The Federal Copyright Law (17 U.S.C. sec. 107 et.seq.) enables authors to control the use of their works for a specified period of time. When that time period expires, the public may make use of the works without obtaining permission or paying royalties to the copyright holder.
Since March 1, 1989, the word "copyrighted" or the symbol for a copyrighted work is no longer needed. A work is protected as soon as it meets the following criteria. 1. It is an original work of authorship. 2. It is fixed in a tangible medium of expression.
- Literature, music drama
- Choreography and pantomimes
- Pictures, graphics and sculptures
- Sound recordings and the performances/sound fixed in them.
- Motion pictures and other audio visual material
- Computer programs
- Architectural works
- Compilations and derivative works

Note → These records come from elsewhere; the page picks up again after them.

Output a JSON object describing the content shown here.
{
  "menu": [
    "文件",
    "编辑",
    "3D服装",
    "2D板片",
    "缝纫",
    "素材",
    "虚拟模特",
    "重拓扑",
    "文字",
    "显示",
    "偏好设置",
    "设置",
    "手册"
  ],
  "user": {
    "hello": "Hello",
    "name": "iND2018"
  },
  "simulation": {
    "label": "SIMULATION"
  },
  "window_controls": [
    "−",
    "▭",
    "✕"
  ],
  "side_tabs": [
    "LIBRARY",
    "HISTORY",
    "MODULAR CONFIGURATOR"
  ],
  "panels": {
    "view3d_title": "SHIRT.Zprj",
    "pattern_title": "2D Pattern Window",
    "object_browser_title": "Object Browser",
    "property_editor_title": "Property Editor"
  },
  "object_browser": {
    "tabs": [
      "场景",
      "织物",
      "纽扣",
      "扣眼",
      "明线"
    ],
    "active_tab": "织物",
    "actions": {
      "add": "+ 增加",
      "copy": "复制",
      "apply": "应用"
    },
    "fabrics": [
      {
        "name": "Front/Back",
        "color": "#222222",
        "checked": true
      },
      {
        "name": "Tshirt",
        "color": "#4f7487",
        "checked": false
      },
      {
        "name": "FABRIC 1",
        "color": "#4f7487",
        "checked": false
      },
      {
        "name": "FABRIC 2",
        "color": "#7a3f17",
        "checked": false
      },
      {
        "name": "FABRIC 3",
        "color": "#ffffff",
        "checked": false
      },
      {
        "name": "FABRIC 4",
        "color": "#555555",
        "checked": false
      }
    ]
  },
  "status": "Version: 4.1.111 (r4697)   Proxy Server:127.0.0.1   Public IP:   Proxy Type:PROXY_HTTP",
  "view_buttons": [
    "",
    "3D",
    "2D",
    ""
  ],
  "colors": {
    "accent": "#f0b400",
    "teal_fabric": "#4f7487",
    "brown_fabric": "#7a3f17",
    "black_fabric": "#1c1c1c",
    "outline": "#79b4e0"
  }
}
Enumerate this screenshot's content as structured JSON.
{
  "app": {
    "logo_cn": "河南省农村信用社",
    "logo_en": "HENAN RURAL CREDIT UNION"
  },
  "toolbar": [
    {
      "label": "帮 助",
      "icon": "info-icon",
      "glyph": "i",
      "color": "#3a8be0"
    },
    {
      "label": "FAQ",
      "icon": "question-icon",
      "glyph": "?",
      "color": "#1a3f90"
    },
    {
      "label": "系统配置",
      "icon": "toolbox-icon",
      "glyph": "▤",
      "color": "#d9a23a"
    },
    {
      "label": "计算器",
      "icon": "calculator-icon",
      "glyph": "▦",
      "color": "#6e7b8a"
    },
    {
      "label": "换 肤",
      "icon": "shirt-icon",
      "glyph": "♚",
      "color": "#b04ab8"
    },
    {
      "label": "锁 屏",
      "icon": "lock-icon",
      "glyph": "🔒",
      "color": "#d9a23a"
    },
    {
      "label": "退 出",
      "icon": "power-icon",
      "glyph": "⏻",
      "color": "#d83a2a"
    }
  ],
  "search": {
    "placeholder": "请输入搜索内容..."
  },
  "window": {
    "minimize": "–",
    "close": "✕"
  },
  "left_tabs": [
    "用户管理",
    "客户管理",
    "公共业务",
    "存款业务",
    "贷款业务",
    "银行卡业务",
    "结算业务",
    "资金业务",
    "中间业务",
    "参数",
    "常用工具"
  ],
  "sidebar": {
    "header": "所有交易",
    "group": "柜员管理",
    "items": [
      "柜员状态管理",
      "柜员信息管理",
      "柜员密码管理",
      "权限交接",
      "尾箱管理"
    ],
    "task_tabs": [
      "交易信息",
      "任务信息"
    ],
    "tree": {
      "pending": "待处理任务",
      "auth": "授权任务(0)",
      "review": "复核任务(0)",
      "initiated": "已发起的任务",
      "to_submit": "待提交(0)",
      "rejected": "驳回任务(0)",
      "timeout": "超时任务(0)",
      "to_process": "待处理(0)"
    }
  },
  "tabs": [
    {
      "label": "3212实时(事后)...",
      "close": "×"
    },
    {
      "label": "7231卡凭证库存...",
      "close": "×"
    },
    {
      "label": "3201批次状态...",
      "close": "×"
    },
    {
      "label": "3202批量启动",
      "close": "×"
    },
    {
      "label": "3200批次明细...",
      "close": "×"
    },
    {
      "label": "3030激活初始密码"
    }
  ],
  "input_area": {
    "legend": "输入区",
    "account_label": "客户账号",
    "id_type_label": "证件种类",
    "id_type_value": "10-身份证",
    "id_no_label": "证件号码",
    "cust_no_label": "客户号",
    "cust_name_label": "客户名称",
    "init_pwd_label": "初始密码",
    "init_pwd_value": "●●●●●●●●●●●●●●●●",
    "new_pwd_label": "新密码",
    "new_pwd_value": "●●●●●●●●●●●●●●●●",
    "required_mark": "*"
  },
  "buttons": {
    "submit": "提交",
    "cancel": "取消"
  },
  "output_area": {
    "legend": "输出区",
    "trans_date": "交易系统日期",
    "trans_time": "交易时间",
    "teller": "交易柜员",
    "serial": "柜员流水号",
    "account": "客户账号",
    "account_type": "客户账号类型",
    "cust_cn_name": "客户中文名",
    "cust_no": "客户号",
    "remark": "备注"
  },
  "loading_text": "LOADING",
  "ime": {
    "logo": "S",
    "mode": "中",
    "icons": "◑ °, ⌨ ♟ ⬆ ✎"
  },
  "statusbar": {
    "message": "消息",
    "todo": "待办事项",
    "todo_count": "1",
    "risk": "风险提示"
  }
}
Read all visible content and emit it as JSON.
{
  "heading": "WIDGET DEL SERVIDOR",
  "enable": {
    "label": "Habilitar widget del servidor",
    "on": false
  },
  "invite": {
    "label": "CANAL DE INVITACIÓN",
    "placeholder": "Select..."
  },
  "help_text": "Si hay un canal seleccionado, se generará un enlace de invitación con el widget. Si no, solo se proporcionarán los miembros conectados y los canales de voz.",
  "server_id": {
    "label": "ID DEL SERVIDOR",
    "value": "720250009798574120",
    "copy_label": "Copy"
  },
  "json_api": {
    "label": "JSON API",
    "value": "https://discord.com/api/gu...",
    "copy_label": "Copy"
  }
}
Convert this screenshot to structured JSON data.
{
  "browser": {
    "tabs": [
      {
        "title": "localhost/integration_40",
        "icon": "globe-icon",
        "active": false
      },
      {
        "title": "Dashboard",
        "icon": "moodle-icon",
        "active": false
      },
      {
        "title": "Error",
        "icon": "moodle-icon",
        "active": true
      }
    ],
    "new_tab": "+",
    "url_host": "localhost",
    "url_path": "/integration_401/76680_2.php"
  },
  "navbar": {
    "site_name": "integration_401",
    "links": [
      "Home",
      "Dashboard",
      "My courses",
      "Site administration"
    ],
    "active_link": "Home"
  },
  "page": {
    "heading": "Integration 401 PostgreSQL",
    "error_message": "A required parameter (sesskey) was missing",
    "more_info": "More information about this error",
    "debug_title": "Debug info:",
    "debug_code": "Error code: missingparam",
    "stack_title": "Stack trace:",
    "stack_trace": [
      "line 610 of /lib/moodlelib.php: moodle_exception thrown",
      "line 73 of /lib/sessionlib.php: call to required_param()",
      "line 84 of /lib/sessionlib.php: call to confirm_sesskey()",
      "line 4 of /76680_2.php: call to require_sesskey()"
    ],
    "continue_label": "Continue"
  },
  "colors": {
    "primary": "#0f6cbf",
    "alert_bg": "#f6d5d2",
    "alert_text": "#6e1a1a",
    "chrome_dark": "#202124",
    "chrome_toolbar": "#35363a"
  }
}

Exclusive rights of Copyright Holders (these are separate rights-release or license of one or some does not limit the enforceability of the others):
- Making copies
- Creating derivative works
- Public performance
- Public display
Categories of works that cannot be copyrighted, are in the public domain and free for anyone to use:
- Works produced by the U.S. Government
- Facts, news and research, although the organization and display format is subject to copyright.
- Titles, names, slogans, phrases (unless trademarked) Ideas, methods
- Procedures, systems and processes
- Works published before 1923, if not modified and copyrighted since then.
Northeastern University Libraries is committed to full compliance with the Copyright Laws of the United States governing the use of copyrighted materials for academic purposes. In addition, we support the doctrine of fair use, as essential for progress in creative and scientific endeavors.